"Precious": Believe the Hype

I met Sapphire—poet, spoken word artist, and novelist—briefly through a car window many years ago in San Francisco, not long after her novel Push had been published. She was in the passenger seat, I knew the driver, and they were just rolling on by when they spotted me on the sidewalk. She was kind and warm, but, as you know, I don't read novels, so I never did pick up her book. What the fuck is wrong with me?! The novel reads more like a theatrical monologue from what I can tell on Amazon. And I'm going to love this. You know how I know?

Well, I just saw Precious: Based on the Novel "Push" by Sapphire (how her agents and lawyers or whoever managed to secure that title is beyond me), and it really is as good as the pre-release hype suggests.

I don't feel I really need to throw more praise on it, but I do want to say that everything you've heard about Mo'Nique, the comedienne-turned-dramatic-actor, still won't prepare you for her stunning performance as the title character's abusive mother. Her first extended monologue alone will make your jaw drop and quite possibly chill you to the bone.

I also want to mention that some of my friends are avoiding the film because the trailers make it look like a depressing journey into utter darkness. While the movie pulls no punches when depicting Precious's horrific life, it's also got plenty of humor and an almost-spiritual uplift.

This is also perhaps a movie that resonates with writers for some reason. Check out fellow bloggers Noel Alumit and Cheryl Klein for their raves.

I especially like when Klein writes, "Rather than just one self-sacrificing teacher, it takes a village to get [Precious] out: teacher, guidance counselor, social worker, nurse, new supportive classmates.... In Precious and, in my opinion, in life, no single person can defeat an entire web of injustice."



  1. Prince, I really want to see this, but I have this thing about sexual violence. I can't watch it anymore, because I obsess about it.

    How graphic are the scenes with her father? For that matter, how disturbing is the abuse with the mother? Is it brief?
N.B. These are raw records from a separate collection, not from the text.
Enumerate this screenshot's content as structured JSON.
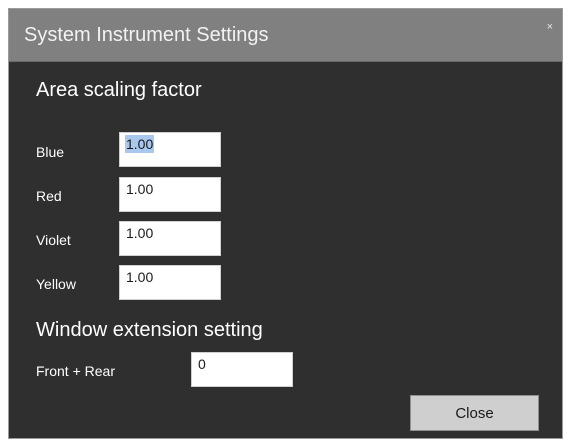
{
  "dialog": {
    "title": "System Instrument Settings",
    "close_icon_glyph": "×"
  },
  "area_scaling": {
    "heading": "Area scaling factor",
    "fields": [
      {
        "label": "Blue",
        "value": "1.00",
        "selected": true
      },
      {
        "label": "Red",
        "value": "1.00"
      },
      {
        "label": "Violet",
        "value": "1.00"
      },
      {
        "label": "Yellow",
        "value": "1.00"
      }
    ]
  },
  "window_extension": {
    "heading": "Window extension setting",
    "field": {
      "label": "Front + Rear",
      "value": "0"
    }
  },
  "buttons": {
    "close_label": "Close"
  },
  "colors": {
    "dialog_background": "#2f2f2f",
    "titlebar_background": "#808080",
    "selection_highlight": "#a8c8ee"
  }
}
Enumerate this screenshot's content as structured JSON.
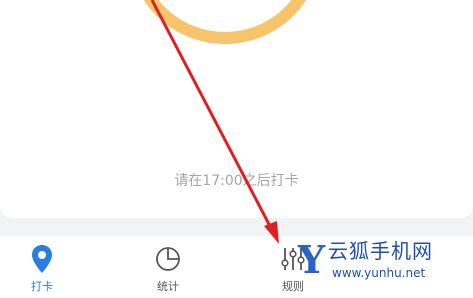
{
  "main": {
    "hint": "请在17:00之后打卡"
  },
  "tabbar": {
    "items": [
      {
        "label": "打卡",
        "icon": "location-pin-icon",
        "active": true
      },
      {
        "label": "统计",
        "icon": "pie-chart-icon",
        "active": false
      },
      {
        "label": "规则",
        "icon": "sliders-icon",
        "active": false
      }
    ]
  },
  "watermark": {
    "letter": "Y",
    "name": "云狐手机网",
    "url": "www.yunhu.net"
  },
  "colors": {
    "accent": "#2a7de1",
    "ring": "#f7c46c",
    "arrow": "#e02020",
    "watermark": "#1e4fb0"
  }
}
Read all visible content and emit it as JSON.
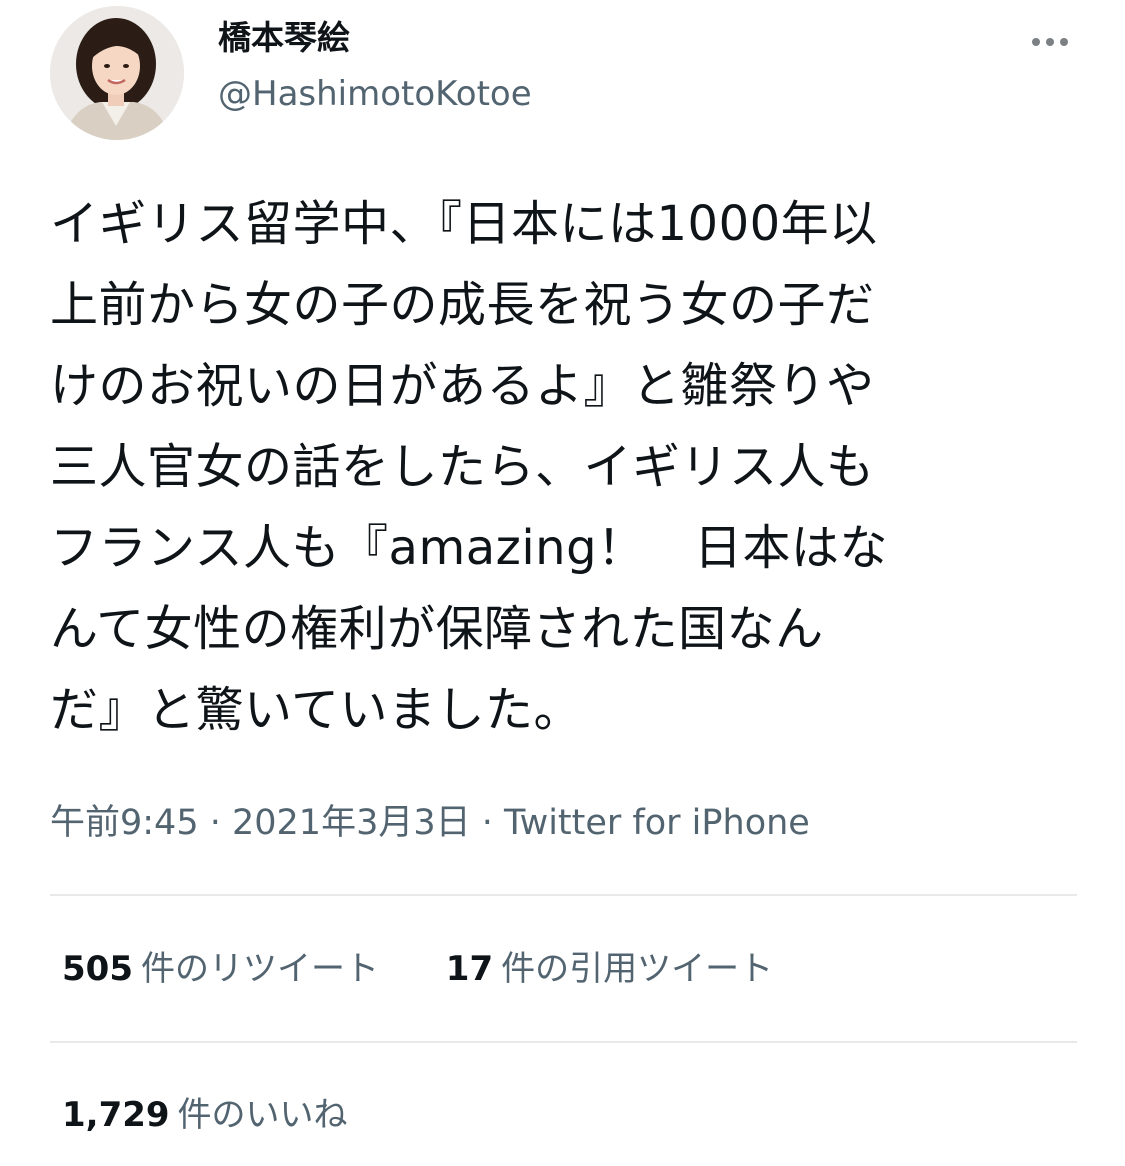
{
  "user": {
    "display_name": "橋本琴絵",
    "handle": "@HashimotoKotoe"
  },
  "tweet": {
    "lines": [
      "イギリス留学中、『日本には1000年以",
      "上前から女の子の成長を祝う女の子だ",
      "けのお祝いの日があるよ』と雛祭りや",
      "三人官女の話をしたら、イギリス人も",
      "フランス人も『amazing！　日本はな",
      "んて女性の権利が保障された国なん",
      "だ』と驚いていました。"
    ]
  },
  "meta": {
    "time": "午前9:45",
    "sep1": " · ",
    "date": "2021年3月3日",
    "sep2": " · ",
    "source": "Twitter for iPhone"
  },
  "stats": {
    "retweets": {
      "count": "505",
      "label": "件のリツイート"
    },
    "quotes": {
      "count": "17",
      "label": "件の引用ツイート"
    },
    "likes": {
      "count": "1,729",
      "label": "件のいいね"
    }
  },
  "icons": {
    "more": "more-dots-icon"
  }
}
Could I close my eyes for two minutes, or would I have to miss a huge chunk of the film in order to avoid it?

  2. Prince... you betta take yo ass down to the welfare!

  3. Annie, in terms of the abuse with the mother, there are several sudden (but brief) outbursts of physical violence. I mean that you don't see it coming so there's no way to close your eyes in time. I didn't think that the physical violence was as difficult to handle as the verbal abuse though. That first mother monologue that I mention goes on for several minutes, and it's scary and it made me cry. I just can't stand to hear someone so innocent and defenseless be berated like that in such a relentlessly cruel way.

    As for the scenes with the father, there are two very brief flashback scenes that you could close your eyes during. It's not too graphic (shot from the shoulders up), but disturbing nonetheless.

    I like what Owen Gleiberman had to say in Entertainment Weekly: "Sometimes, a movie has to take you down—and I mean down, really far—to lift you up."

  4. I read Push when I was about 16, and I still remember the intensity of it. It's hard to read due to that intensity (probably similar to how parts of the movie are hard to watch), I think, and it's definitely like reading spoken word poetry.

    Also, the movie was originally going to be called Push, but they decided to change it to the current title so it didn't get confused with the other already released movie called Push.

  5. Thanks, Prince. From what you describe, I can handle it.

    What really did me in years ago was that rape scene from "The Accused." I just couldn't shake it.

    I'll see it next week. Thanks for the heads up.

  6. Diana, I'm definitely going to buy the book.

    Annie, the abuse scenes in Precious aren't nearly as long or graphic as The Accused, so you should be fine. Let me know what you think when you see it.

  7. By the way, I should mention that movie also has some gay themes that emerge in a subplot. It's sort of subversively revolutionary--I think you'll understand what I'm talking about after you've seen it.

  8. i'd hoped to see this during the denver film festival...it sold out in a matter of hours.

    boo hoo for me.

    i can't wait to see it (and i'm crushed you didn't ask me to guest blog! ahahahaha!) (no, really, i am)